Count how many lines hold "name" in the records, and respond with that number by itself.

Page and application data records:
+ + + + + + +
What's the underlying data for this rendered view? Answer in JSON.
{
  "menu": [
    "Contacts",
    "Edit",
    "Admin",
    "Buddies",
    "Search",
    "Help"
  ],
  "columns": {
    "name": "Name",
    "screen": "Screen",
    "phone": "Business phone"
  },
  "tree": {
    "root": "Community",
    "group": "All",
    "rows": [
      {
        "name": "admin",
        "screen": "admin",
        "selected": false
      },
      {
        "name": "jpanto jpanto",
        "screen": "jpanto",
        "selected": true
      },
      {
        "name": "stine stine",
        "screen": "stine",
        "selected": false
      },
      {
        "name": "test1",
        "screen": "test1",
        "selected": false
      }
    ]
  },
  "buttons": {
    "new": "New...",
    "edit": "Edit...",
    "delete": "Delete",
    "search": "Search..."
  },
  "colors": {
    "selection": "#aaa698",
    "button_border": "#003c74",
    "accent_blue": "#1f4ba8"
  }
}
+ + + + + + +
▶ [Solved exercise] 5